Start of DATA SHOWN

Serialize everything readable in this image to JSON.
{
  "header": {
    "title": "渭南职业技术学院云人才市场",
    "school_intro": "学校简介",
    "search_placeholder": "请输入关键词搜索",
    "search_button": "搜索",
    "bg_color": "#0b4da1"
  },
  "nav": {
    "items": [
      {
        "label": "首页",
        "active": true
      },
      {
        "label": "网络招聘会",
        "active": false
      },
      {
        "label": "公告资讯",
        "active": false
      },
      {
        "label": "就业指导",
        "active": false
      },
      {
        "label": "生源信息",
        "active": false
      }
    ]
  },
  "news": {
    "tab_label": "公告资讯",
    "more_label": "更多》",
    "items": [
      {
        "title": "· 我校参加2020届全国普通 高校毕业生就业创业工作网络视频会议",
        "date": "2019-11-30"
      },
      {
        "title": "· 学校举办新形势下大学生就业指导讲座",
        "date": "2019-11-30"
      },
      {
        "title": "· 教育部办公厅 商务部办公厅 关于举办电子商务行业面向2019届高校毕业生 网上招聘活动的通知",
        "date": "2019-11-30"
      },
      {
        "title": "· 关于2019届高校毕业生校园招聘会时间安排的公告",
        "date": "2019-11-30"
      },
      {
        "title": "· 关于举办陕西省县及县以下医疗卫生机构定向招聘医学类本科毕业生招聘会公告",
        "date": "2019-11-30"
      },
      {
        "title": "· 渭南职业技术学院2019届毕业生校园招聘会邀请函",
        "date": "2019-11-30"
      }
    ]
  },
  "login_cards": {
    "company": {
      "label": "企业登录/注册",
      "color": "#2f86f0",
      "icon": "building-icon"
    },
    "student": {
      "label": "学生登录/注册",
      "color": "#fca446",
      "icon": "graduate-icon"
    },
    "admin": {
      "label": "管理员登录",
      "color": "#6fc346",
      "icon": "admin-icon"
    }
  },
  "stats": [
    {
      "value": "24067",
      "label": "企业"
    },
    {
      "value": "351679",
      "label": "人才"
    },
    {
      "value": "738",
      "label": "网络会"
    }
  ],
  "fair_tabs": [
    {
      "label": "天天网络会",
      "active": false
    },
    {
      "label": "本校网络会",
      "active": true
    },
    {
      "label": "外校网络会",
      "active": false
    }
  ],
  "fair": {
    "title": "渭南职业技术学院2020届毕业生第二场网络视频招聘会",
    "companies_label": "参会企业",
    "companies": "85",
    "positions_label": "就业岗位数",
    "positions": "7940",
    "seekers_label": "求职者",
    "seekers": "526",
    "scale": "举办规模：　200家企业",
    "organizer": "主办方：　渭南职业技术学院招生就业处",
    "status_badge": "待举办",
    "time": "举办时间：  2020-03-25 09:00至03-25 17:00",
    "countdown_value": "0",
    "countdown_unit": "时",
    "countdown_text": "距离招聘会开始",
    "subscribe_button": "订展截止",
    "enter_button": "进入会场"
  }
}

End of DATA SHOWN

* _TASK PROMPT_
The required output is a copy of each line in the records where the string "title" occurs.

* _ANSWER SECTION_
    "title": "渭南职业技术学院云人才市场",
        "title": "· 我校参加2020届全国普通 高校毕业生就业创业工作网络视频会议",
        "title": "· 学校举办新形势下大学生就业指导讲座",
        "title": "· 教育部办公厅 商务部办公厅 关于举办电子商务行业面向2019届高校毕业生 网上招聘活动的通知",
        "title": "· 关于2019届高校毕业生校园招聘会时间安排的公告",
        "title": "· 关于举办陕西省县及县以下医疗卫生机构定向招聘医学类本科毕业生招聘会公告",
        "title": "· 渭南职业技术学院2019届毕业生校园招聘会邀请函",
    "title": "渭南职业技术学院2020届毕业生第二场网络视频招聘会",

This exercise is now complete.